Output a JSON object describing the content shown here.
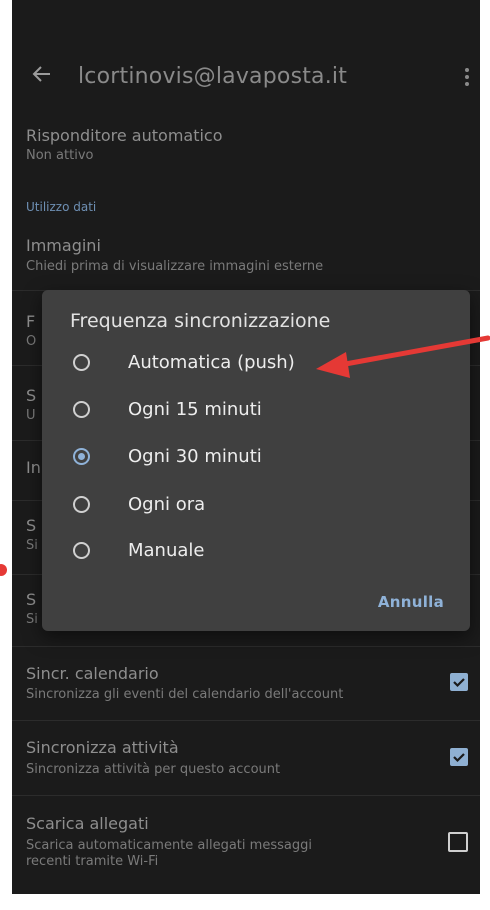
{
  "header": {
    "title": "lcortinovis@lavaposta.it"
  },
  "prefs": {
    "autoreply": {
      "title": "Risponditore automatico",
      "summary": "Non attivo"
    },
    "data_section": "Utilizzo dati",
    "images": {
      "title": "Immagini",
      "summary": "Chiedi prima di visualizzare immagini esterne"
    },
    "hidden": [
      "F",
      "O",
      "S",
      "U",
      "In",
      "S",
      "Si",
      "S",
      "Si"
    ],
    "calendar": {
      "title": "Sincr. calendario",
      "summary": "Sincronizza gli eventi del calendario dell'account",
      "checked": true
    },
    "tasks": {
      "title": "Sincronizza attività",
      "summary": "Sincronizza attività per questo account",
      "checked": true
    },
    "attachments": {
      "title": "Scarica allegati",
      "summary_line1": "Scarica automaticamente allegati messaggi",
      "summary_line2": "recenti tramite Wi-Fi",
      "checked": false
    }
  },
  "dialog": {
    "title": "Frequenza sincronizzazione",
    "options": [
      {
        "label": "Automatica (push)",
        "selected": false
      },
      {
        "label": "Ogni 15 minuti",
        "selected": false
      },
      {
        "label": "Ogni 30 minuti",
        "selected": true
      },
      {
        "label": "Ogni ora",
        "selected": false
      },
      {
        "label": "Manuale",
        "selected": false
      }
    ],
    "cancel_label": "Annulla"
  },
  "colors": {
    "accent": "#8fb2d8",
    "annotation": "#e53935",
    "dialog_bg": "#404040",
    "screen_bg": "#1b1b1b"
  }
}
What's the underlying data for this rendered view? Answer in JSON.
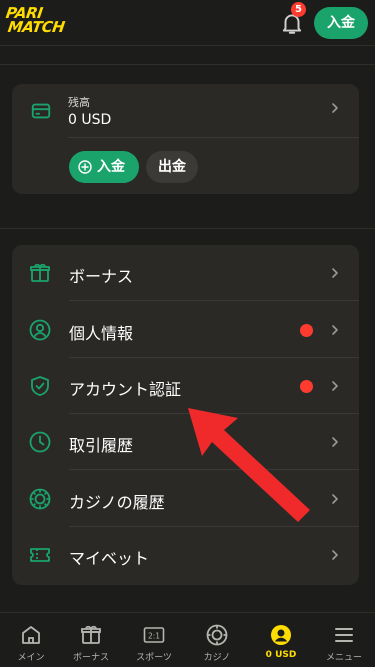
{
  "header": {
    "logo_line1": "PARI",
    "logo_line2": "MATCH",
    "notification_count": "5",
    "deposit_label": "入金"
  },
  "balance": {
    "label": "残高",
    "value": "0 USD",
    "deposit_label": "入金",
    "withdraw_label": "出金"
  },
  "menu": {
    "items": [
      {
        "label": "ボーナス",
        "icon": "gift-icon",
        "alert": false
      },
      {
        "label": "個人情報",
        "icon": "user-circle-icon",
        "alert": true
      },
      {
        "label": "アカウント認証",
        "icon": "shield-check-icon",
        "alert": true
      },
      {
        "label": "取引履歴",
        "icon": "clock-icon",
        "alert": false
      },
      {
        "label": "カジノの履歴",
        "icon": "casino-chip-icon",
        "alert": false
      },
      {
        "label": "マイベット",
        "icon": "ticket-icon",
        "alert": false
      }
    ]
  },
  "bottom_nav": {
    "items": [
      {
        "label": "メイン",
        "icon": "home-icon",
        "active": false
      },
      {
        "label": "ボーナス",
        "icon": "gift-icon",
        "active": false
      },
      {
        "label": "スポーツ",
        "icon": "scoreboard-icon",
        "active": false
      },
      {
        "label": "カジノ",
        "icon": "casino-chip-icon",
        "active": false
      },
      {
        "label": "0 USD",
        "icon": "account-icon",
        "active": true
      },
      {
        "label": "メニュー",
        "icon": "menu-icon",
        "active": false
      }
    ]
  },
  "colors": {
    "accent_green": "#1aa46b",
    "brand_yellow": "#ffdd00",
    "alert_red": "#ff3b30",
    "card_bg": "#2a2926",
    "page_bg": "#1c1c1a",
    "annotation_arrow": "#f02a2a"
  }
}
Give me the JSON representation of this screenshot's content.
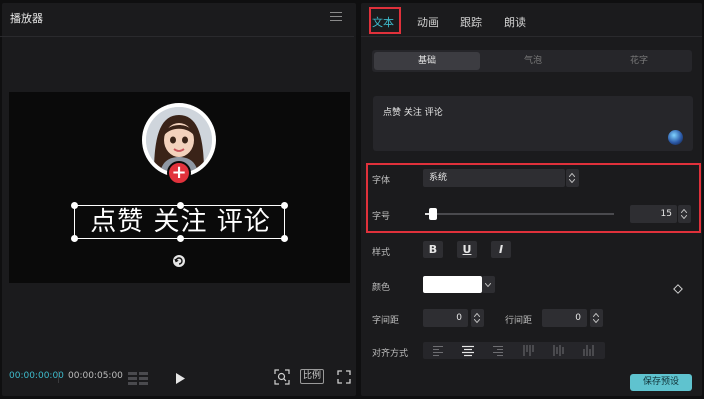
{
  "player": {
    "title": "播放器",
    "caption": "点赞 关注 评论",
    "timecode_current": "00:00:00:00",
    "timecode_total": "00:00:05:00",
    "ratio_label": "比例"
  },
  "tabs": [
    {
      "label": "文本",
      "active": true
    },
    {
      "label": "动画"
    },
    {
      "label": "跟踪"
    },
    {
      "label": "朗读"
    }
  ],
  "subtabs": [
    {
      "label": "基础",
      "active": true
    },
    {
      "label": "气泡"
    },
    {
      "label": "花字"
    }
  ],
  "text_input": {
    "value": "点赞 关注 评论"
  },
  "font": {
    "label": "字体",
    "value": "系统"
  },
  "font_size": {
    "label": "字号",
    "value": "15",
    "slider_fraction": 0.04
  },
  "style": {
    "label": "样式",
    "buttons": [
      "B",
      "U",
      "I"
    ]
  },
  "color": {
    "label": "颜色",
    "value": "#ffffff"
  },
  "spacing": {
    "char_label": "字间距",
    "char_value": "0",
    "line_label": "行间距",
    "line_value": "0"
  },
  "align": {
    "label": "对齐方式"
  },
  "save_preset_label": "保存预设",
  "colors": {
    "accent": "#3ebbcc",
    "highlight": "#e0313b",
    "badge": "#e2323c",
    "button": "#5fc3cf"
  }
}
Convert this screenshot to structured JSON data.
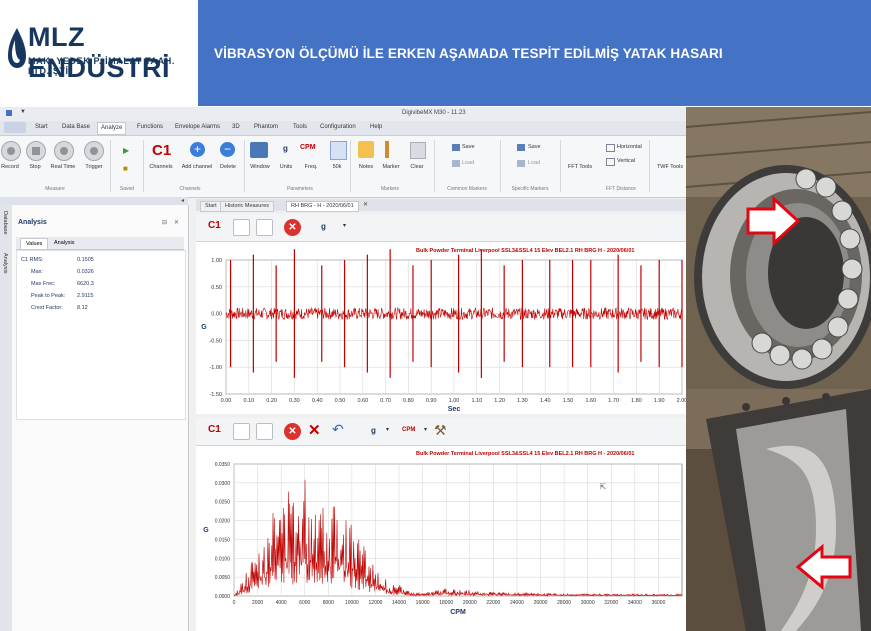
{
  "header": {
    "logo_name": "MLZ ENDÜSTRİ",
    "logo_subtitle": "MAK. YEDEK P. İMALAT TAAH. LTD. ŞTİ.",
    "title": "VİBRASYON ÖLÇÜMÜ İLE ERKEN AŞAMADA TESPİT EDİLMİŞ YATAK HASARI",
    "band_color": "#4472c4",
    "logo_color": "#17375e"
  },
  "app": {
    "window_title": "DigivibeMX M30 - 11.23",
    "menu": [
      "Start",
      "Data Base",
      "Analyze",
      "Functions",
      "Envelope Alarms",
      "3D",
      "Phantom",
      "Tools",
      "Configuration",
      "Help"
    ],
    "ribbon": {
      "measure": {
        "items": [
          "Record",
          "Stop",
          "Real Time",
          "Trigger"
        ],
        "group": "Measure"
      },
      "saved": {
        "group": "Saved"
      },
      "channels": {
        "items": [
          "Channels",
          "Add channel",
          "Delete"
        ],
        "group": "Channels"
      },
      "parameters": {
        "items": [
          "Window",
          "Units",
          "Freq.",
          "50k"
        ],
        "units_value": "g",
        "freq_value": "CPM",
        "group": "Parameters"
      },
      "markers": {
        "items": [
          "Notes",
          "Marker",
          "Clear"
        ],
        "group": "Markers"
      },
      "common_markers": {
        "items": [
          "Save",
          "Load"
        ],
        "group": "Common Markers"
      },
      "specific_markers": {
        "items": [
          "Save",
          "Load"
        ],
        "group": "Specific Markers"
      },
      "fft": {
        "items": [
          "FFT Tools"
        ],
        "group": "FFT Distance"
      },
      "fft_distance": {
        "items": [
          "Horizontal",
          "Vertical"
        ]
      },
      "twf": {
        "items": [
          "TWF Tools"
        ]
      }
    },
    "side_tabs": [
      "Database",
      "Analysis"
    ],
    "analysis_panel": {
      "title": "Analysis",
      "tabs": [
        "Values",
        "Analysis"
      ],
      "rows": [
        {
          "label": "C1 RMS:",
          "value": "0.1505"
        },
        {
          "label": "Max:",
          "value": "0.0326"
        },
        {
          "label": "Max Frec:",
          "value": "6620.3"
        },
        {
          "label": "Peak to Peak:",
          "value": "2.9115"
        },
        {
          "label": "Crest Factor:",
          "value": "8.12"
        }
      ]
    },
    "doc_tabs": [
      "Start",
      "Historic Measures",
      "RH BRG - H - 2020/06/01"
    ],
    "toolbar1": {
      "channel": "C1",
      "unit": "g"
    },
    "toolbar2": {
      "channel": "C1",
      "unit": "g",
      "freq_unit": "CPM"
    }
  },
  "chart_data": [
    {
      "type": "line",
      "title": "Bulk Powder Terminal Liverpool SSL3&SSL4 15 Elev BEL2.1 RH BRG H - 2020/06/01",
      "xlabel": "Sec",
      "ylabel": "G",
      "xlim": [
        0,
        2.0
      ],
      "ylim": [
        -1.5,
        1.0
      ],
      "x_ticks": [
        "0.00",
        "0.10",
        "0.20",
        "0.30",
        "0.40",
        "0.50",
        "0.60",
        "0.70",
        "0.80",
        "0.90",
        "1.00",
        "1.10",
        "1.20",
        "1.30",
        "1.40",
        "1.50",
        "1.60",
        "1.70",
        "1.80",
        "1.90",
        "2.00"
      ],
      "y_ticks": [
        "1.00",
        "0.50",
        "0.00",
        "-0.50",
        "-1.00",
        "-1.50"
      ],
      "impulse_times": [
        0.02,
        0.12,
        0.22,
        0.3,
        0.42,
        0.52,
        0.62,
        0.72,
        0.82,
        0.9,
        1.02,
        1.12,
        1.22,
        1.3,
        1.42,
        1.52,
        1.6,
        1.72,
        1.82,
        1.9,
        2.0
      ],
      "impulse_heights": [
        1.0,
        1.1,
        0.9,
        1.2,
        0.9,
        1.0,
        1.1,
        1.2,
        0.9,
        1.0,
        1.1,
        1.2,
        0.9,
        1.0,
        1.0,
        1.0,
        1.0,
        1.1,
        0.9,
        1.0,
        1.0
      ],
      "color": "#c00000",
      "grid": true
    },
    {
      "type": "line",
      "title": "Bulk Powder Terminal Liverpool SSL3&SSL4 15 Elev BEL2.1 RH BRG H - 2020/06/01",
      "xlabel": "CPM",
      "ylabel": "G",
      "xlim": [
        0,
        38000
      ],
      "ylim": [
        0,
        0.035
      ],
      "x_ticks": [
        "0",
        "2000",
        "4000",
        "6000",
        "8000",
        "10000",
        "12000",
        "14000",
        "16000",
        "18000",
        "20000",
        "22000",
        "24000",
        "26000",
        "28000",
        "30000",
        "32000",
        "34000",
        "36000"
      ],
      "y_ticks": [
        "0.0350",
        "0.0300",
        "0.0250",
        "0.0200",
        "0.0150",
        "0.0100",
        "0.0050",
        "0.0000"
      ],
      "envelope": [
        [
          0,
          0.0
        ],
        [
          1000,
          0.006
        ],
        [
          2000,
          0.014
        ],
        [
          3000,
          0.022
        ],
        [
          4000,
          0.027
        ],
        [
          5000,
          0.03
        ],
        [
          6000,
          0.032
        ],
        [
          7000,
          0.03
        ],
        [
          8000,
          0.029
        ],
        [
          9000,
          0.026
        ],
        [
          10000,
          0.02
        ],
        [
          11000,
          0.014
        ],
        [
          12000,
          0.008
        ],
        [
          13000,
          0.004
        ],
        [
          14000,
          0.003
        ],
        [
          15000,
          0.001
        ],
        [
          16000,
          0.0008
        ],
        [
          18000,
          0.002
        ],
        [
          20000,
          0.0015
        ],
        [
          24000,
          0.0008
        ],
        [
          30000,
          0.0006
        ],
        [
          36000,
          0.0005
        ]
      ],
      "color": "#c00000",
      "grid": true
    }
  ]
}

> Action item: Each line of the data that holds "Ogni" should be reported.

> Task solution:
        "label": "Ogni 15 minuti",
        "label": "Ogni 30 minuti",
        "label": "Ogni ora",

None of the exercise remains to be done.